(RECORDS TO PROCESS):
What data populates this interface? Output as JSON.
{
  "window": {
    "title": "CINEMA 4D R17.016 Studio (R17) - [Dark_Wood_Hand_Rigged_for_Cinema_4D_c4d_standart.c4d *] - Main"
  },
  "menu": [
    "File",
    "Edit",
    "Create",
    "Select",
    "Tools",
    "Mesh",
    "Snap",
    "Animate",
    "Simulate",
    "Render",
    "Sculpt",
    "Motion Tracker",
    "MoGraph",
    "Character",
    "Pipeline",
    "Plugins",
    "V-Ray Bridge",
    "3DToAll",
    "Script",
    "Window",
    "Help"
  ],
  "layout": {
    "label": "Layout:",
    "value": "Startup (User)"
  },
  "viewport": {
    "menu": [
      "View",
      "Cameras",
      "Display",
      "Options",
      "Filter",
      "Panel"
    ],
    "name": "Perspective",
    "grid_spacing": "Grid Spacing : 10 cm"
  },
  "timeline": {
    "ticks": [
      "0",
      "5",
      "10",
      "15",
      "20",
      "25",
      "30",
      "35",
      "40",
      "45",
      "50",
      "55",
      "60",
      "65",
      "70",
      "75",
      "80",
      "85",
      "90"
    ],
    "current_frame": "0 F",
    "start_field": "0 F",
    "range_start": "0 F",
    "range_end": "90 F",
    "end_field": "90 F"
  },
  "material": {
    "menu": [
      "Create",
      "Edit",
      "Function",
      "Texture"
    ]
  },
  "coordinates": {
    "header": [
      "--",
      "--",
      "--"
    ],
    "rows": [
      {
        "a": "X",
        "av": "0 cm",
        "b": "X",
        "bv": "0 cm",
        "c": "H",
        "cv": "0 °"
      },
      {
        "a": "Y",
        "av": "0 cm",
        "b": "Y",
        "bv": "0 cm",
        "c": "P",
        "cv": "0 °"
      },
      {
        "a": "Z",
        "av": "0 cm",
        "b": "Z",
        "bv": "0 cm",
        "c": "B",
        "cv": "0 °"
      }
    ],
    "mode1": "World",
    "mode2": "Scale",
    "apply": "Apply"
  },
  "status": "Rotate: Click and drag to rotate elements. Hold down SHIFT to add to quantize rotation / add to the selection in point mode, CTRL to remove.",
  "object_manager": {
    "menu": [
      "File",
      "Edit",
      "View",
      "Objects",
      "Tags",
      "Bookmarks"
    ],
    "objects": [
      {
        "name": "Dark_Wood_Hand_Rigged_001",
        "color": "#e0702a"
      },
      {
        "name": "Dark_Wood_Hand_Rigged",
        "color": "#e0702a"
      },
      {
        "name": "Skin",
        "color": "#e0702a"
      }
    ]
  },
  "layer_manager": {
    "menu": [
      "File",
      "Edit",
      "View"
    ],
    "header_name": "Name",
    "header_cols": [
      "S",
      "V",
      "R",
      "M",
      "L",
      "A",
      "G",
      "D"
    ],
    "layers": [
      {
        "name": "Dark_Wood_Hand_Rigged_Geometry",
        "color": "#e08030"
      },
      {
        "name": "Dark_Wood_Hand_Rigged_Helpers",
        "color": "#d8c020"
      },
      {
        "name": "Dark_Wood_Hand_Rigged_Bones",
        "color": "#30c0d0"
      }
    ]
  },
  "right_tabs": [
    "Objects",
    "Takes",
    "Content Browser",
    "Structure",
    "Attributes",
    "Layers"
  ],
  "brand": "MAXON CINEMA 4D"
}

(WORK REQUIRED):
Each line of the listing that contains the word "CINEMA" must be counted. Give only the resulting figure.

(RESULT FOR THIS EXERCISE):
2